Instructions to follow
Lines with the word "Store" are the ones wanted. Copy each of them from the entries below.

───── Information provided

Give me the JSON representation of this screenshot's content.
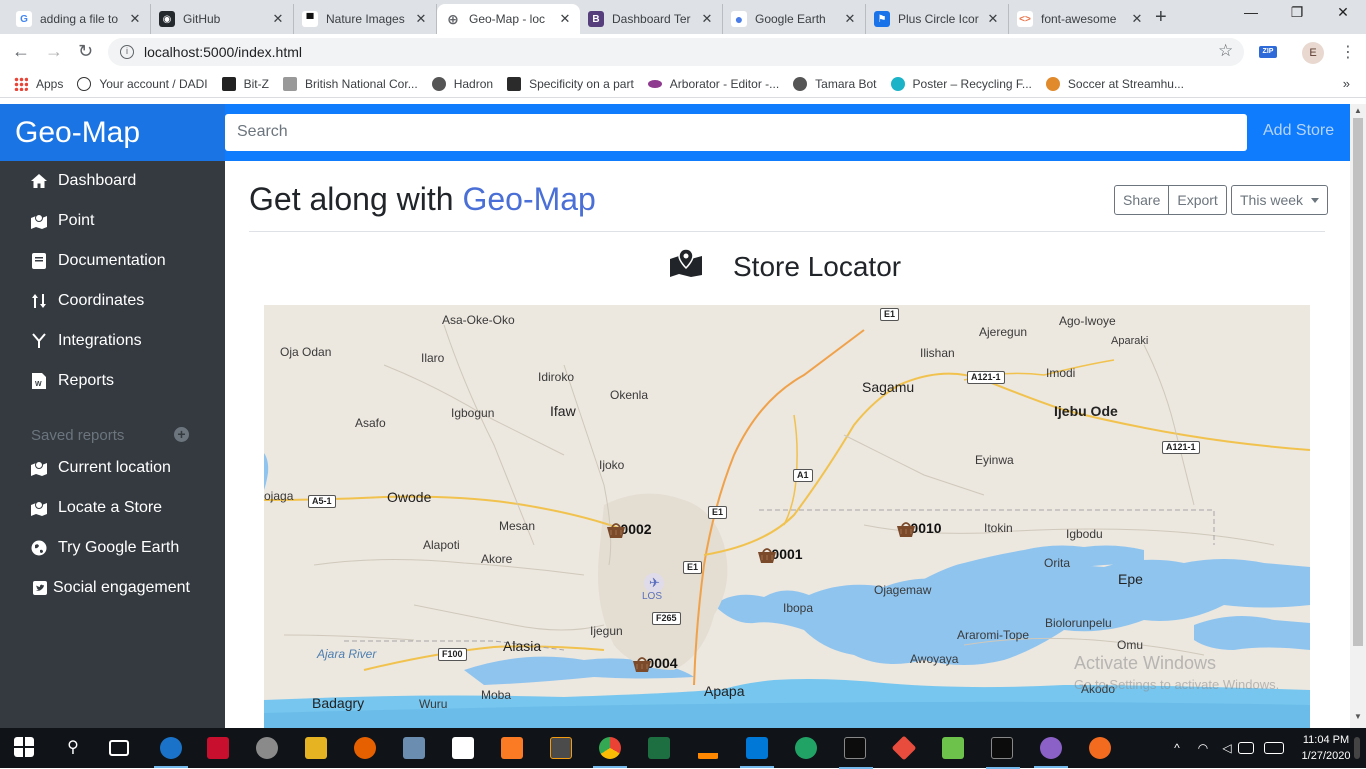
{
  "browser": {
    "tabs": [
      {
        "title": "adding a file to",
        "favicon": "G",
        "color": "#4285f4",
        "active": false
      },
      {
        "title": "GitHub",
        "favicon": "◉",
        "color": "#24292e",
        "active": false
      },
      {
        "title": "Nature Images",
        "favicon": "▀",
        "color": "#111111",
        "active": false
      },
      {
        "title": "Geo-Map - loc",
        "favicon": "⊕",
        "color": "#5f6368",
        "active": true
      },
      {
        "title": "Dashboard Ter",
        "favicon": "B",
        "color": "#563d7c",
        "active": false
      },
      {
        "title": "Google Earth",
        "favicon": "●",
        "color": "#4a7de8",
        "active": false
      },
      {
        "title": "Plus Circle Icor",
        "favicon": "⚑",
        "color": "#1a73e8",
        "active": false
      },
      {
        "title": "font-awesome",
        "favicon": "<>",
        "color": "#e8734a",
        "active": false
      }
    ],
    "url": "localhost:5000/index.html",
    "profile_initial": "E",
    "extension_label": "ZIP",
    "bookmarks": [
      {
        "label": "Apps",
        "color": "#ea4335"
      },
      {
        "label": "Your account / DADI",
        "color": "#333333"
      },
      {
        "label": "Bit-Z",
        "color": "#222222"
      },
      {
        "label": "British National Cor...",
        "color": "#888888"
      },
      {
        "label": "Hadron",
        "color": "#555555"
      },
      {
        "label": "Specificity on a part",
        "color": "#2b2b2b"
      },
      {
        "label": "Arborator - Editor -...",
        "color": "#8e3a8e"
      },
      {
        "label": "Tamara Bot",
        "color": "#555555"
      },
      {
        "label": "Poster – Recycling F...",
        "color": "#1bb3c8"
      },
      {
        "label": "Soccer at Streamhu...",
        "color": "#e08a2c"
      }
    ],
    "bookmarks_more": "»"
  },
  "app": {
    "brand": "Geo-Map",
    "search_placeholder": "Search",
    "add_store": "Add Store",
    "colors": {
      "primary": "#0e7cfc",
      "sidebar": "#343a40",
      "accent": "#4a6fd6"
    }
  },
  "sidebar": {
    "items": [
      {
        "label": "Dashboard",
        "icon": "home-icon"
      },
      {
        "label": "Point",
        "icon": "map-icon"
      },
      {
        "label": "Documentation",
        "icon": "book-icon"
      },
      {
        "label": "Coordinates",
        "icon": "sort-arrows-icon"
      },
      {
        "label": "Integrations",
        "icon": "y-fork-icon"
      },
      {
        "label": "Reports",
        "icon": "word-file-icon"
      }
    ],
    "saved_heading": "Saved reports",
    "saved_items": [
      {
        "label": "Current location",
        "icon": "map-icon"
      },
      {
        "label": "Locate a Store",
        "icon": "map-icon"
      },
      {
        "label": "Try Google Earth",
        "icon": "globe-icon"
      },
      {
        "label": "Social engagement",
        "icon": "twitter-square-icon"
      }
    ]
  },
  "main": {
    "title_prefix": "Get along with ",
    "title_accent": "Geo-Map",
    "share": "Share",
    "export": "Export",
    "period": "This week",
    "locator_title": "Store Locator"
  },
  "map": {
    "places": [
      {
        "name": "Asa-Oke-Oko",
        "type": "town"
      },
      {
        "name": "Ajeregun",
        "type": "town"
      },
      {
        "name": "Ago-Iwoye",
        "type": "town"
      },
      {
        "name": "Oja Odan",
        "type": "town"
      },
      {
        "name": "Ilaro",
        "type": "town"
      },
      {
        "name": "Ilishan",
        "type": "town"
      },
      {
        "name": "Aparaki",
        "type": "town"
      },
      {
        "name": "Idiroko",
        "type": "town"
      },
      {
        "name": "Sagamu",
        "type": "city"
      },
      {
        "name": "Imodi",
        "type": "town"
      },
      {
        "name": "Okenla",
        "type": "town"
      },
      {
        "name": "Ifaw",
        "type": "town"
      },
      {
        "name": "Igbogun",
        "type": "town"
      },
      {
        "name": "Ijebu Ode",
        "type": "city-bold"
      },
      {
        "name": "Asafo",
        "type": "town"
      },
      {
        "name": "Eyinwa",
        "type": "town"
      },
      {
        "name": "Ijoko",
        "type": "town"
      },
      {
        "name": "Owode",
        "type": "city"
      },
      {
        "name": "Mesan",
        "type": "town"
      },
      {
        "name": "Itokin",
        "type": "town"
      },
      {
        "name": "Igbodu",
        "type": "town"
      },
      {
        "name": "Alapoti",
        "type": "town"
      },
      {
        "name": "Akore",
        "type": "town"
      },
      {
        "name": "Orita",
        "type": "town"
      },
      {
        "name": "Epe",
        "type": "city"
      },
      {
        "name": "Ojagemaw",
        "type": "town"
      },
      {
        "name": "Ibopa",
        "type": "town"
      },
      {
        "name": "Ijegun",
        "type": "town"
      },
      {
        "name": "Biolorunpelu",
        "type": "town"
      },
      {
        "name": "Araromi-Tope",
        "type": "town"
      },
      {
        "name": "Alasia",
        "type": "city"
      },
      {
        "name": "Omu",
        "type": "town"
      },
      {
        "name": "Ajara River",
        "type": "water"
      },
      {
        "name": "Awoyaya",
        "type": "town"
      },
      {
        "name": "Moba",
        "type": "town"
      },
      {
        "name": "Apapa",
        "type": "city"
      },
      {
        "name": "Akodo",
        "type": "town"
      },
      {
        "name": "Badagry",
        "type": "city"
      },
      {
        "name": "Wuru",
        "type": "town"
      },
      {
        "name": "ojaga",
        "type": "town"
      },
      {
        "name": "LOS",
        "type": "airport"
      }
    ],
    "shields": [
      "E1",
      "A121-1",
      "A121-1",
      "A1",
      "A5-1",
      "E1",
      "E1",
      "F265",
      "F100"
    ],
    "markers": [
      {
        "label": "0002"
      },
      {
        "label": "0001"
      },
      {
        "label": "0010"
      },
      {
        "label": "0004"
      }
    ],
    "watermark": {
      "line1": "Activate Windows",
      "line2": "Go to Settings to activate Windows."
    }
  },
  "taskbar": {
    "time": "11:04 PM",
    "date": "1/27/2020"
  }
}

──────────

Solution below
    "add_store": "Add Store",
        "label": "Locate a Store",
    "locator_title": "Store Locator"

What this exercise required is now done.